To prevent us from having to manually invalidate objects on CloudFront (it can take an hour or sometimes much longer and also costs money) every time we make a new release, we put all files apart from the entry html file (index.html) in a folder named after the version number. It looks something like this:

The index.html file is the only file that is replaced when a new update is rolled out. This structure is great because it allows people who still have old version of the app loaded be able to request files that they hadn’t gotten before the update was published. When the user next reloads, they are brought to an updated index.html which then loads assets from the new locations. S3 sets an ETag on the index.html so the user doesn’t need to re-load its content unless it changes.

Props to Alex Sexton; his Deploying JavaScript applications blog post was a massive help when we were figuring all this out and was our main inspiration for the aforementioned file structure.

Speeding up time to first screen

Before we moved to the Web, the size of our index.html wasn’t an issue as it was being loaded from your file-system and hence we ended up filling it with everything needed to run the app. The HTML file included anything from inline SVG elements to CSS. Because of this we needed to reduce its size by a significant amount; In the end we got it from 400KB down to 39KB. To achieve this we moved out anything that wasn’t to do with showing the first screen or error handling and load them on demand once it’s required.

How does this affect the desktop version?

Well, it doesn’t. It would actually slow it down but only by ~1ms. We simply request the files in 0.13.2, for example, directly.

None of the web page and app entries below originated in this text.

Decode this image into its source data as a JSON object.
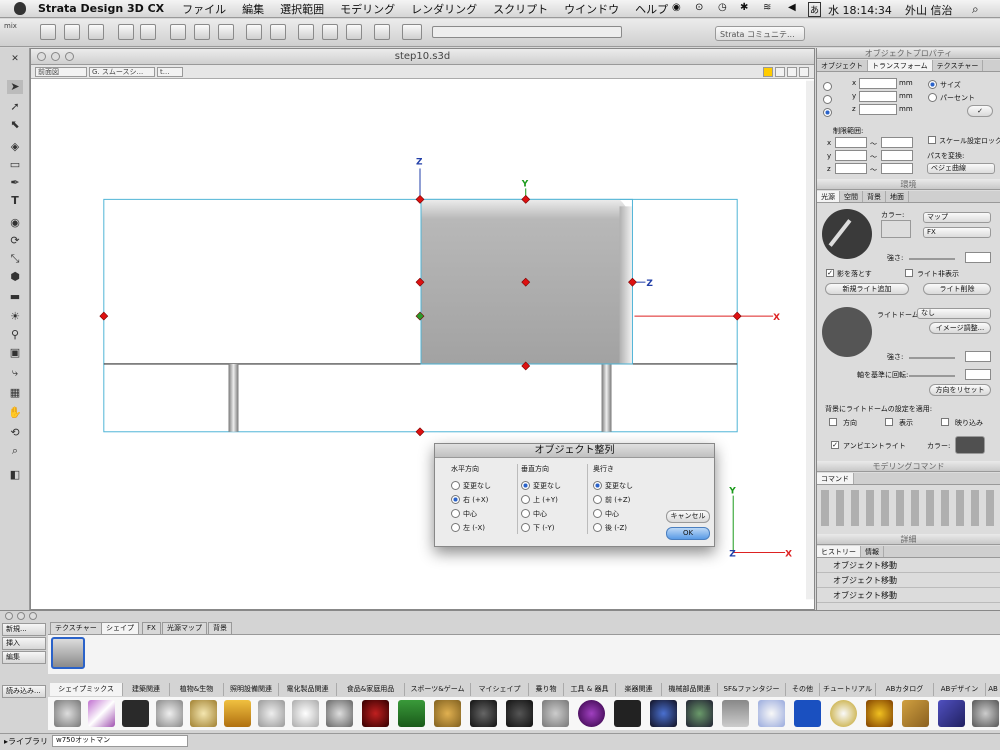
{
  "menubar": {
    "app_name": "Strata Design 3D CX",
    "items": [
      "ファイル",
      "編集",
      "選択範囲",
      "モデリング",
      "レンダリング",
      "スクリプト",
      "ウインドウ",
      "ヘルプ"
    ],
    "input_method": "あ",
    "clock": "水 18:14:34",
    "user": "外山 信治"
  },
  "toolbar": {
    "mix_label": "mix",
    "strata_community": "Strata コミュニテ..."
  },
  "document": {
    "title": "step10.s3d",
    "view_select": "前面図",
    "render_select": "G. スムースシ...",
    "render_select2": "t..."
  },
  "axes": {
    "x": "X",
    "y": "Y",
    "z": "Z"
  },
  "object_properties": {
    "title": "オブジェクトプロパティ",
    "tabs": [
      "オブジェクト",
      "トランスフォーム",
      "テクスチャー"
    ],
    "active_tab": 1,
    "fields": [
      "x",
      "y",
      "z"
    ],
    "unit": "mm",
    "size_label": "サイズ",
    "percent_label": "パーセント",
    "limit_label": "制限範囲:",
    "range_sep": "～",
    "scale_lock": "スケール設定ロック",
    "path_convert": "パスを変換:",
    "path_select": "ベジェ曲線"
  },
  "environment": {
    "title": "環境",
    "tabs": [
      "光源",
      "空間",
      "背景",
      "地面"
    ],
    "color_label": "カラー:",
    "map_select": "マップ",
    "fx_select": "FX",
    "intensity_label": "強さ:",
    "cast_shadow": "影を落とす",
    "hide_light": "ライト非表示",
    "add_light": "新規ライト追加",
    "delete_light": "ライト削除",
    "light_dome_label": "ライトドーム:",
    "light_dome_select": "なし",
    "image_adjust": "イメージ調整...",
    "rotate_axis": "軸を基準に回転:",
    "reset_direction": "方向をリセット",
    "apply_label": "背景にライトドームの設定を適用:",
    "apply_direction": "方向",
    "apply_display": "表示",
    "apply_reflect": "映り込み",
    "ambient_light": "アンビエントライト",
    "ambient_color_label": "カラー:"
  },
  "modeling_command": {
    "title": "モデリングコマンド",
    "tab": "コマンド"
  },
  "details": {
    "title": "詳細",
    "tabs": [
      "ヒストリー",
      "情報"
    ],
    "history": [
      "オブジェクト移動",
      "オブジェクト移動",
      "オブジェクト移動"
    ]
  },
  "align_dialog": {
    "title": "オブジェクト整列",
    "columns": [
      {
        "label": "水平方向",
        "options": [
          "変更なし",
          "右 (+X)",
          "中心",
          "左 (-X)"
        ],
        "selected": 1
      },
      {
        "label": "垂直方向",
        "options": [
          "変更なし",
          "上 (+Y)",
          "中心",
          "下 (-Y)"
        ],
        "selected": 0
      },
      {
        "label": "奥行き",
        "options": [
          "変更なし",
          "前 (+Z)",
          "中心",
          "後 (-Z)"
        ],
        "selected": 0
      }
    ],
    "cancel": "キャンセル",
    "ok": "OK"
  },
  "resource_palette": {
    "buttons": [
      "新規...",
      "挿入",
      "編集"
    ],
    "tabs": [
      "テクスチャー",
      "シェイプ",
      "FX",
      "光源マップ",
      "背景"
    ],
    "active_tab": 1,
    "load_button": "読み込み...",
    "categories": [
      "シェイプミックス",
      "建築関連",
      "植物&生物",
      "照明設備関連",
      "電化製品関連",
      "食品&家庭用品",
      "スポーツ&ゲーム",
      "マイシェイプ",
      "乗り物",
      "工具 & 器具",
      "楽器関連",
      "機械部品関連",
      "SF&ファンタジー",
      "その他",
      "チュートリアル",
      "ABカタログ",
      "ABデザイン",
      "AB"
    ],
    "active_category": 0,
    "library_label": "ライブラリ",
    "library_select": "w750オットマン"
  }
}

Local files take a negligible amount of time to load and there is no limit to the number of concurrent requests you can make to file:// URLs. If we used a CDN, then our desktop apps would need a network connection to start up at all. An NW.js app is offline-first by default.

We decide at build-time whether the app should use relative or CDN-based links for assets, injecting the asset root URL into our templates and scripts. We use relative links during development of course. During the build, we automatically enable CDN usage if we detect that the build is running on CodeShip, by checking if process.env.CI_branch exists.

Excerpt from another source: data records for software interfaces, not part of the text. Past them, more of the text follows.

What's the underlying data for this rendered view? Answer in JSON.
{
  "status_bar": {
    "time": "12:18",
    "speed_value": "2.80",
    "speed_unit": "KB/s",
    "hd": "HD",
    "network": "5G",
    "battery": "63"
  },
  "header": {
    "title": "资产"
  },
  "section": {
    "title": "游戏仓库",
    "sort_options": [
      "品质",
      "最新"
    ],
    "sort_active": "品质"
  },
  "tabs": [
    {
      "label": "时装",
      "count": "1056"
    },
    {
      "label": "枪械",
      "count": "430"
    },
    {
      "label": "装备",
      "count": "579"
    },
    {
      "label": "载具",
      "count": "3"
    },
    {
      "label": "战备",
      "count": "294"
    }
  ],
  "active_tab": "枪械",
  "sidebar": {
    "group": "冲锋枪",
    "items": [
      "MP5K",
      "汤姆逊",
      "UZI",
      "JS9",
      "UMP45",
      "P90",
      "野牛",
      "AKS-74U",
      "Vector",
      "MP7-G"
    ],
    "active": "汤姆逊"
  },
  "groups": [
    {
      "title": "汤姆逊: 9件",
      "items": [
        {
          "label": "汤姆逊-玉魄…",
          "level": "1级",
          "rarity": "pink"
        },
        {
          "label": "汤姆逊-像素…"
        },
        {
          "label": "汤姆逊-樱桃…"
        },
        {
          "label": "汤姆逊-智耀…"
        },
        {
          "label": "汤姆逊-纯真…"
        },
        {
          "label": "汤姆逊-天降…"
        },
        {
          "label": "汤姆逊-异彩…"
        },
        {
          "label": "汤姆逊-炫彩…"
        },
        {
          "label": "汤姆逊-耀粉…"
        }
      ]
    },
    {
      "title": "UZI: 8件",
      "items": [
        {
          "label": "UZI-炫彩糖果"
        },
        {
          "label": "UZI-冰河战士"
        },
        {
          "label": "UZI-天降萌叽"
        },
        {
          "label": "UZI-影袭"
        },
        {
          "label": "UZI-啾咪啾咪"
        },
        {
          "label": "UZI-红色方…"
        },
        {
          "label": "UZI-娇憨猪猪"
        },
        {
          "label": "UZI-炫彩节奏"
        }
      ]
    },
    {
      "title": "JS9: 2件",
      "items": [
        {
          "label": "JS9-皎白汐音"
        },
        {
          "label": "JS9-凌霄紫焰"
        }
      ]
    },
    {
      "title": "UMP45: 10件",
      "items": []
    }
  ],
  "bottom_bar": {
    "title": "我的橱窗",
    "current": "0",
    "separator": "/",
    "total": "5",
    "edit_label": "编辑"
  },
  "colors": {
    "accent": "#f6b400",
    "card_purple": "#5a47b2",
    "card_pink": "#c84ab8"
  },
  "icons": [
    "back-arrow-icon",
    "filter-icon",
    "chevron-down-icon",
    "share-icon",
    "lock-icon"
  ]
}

We also publish multiple other branches online on every push for testing, etc. We have an object mapping branches to CDN addresses or in some cases, CDN usage is disabled altogether.

Think you could do better? We’re always looking for great people to join the Teamwork Chat crew. As well as working on interesting stuff like this every day, you won’t believe some of the perks and benefits of working with us.